### WORK TO BE COMPLETED
Copy out each line of the data that includes the string "value".

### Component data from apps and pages
[Start of section]
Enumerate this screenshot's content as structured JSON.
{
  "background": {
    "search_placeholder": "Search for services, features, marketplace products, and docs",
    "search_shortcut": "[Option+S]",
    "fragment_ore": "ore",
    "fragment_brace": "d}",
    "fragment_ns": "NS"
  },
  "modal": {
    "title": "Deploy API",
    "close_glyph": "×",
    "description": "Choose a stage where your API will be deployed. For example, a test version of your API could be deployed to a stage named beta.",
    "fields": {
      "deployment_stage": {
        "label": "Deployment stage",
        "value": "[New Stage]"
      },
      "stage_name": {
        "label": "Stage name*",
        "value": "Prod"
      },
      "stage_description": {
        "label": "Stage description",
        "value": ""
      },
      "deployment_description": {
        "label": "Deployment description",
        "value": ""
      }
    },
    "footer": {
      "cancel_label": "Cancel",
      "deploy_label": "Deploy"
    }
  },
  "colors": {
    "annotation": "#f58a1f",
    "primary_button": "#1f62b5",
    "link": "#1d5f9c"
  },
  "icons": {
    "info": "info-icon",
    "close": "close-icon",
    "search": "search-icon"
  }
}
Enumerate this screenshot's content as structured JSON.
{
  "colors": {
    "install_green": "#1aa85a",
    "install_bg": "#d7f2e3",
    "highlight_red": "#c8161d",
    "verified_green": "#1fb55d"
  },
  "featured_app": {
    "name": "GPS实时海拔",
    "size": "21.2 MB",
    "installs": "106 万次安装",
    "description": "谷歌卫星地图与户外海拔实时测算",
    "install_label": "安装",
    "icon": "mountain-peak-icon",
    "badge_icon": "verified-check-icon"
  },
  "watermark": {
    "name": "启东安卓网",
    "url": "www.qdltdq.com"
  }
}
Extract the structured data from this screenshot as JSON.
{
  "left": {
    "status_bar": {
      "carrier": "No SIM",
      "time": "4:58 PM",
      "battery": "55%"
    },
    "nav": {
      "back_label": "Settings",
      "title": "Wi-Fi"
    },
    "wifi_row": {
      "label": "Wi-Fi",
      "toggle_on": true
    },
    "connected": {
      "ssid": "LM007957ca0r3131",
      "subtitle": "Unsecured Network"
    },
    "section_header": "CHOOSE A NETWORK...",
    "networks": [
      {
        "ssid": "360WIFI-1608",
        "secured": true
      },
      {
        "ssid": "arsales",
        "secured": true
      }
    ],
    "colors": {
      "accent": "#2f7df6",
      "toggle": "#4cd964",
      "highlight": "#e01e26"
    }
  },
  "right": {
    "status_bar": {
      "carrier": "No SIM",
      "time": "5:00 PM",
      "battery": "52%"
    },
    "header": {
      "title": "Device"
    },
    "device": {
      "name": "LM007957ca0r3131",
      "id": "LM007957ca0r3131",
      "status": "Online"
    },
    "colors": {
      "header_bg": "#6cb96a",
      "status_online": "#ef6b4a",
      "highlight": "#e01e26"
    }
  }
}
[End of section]
### REPLY
        "value": "[New Stage]"
        "value": "Prod"
        "value": ""
        "value": ""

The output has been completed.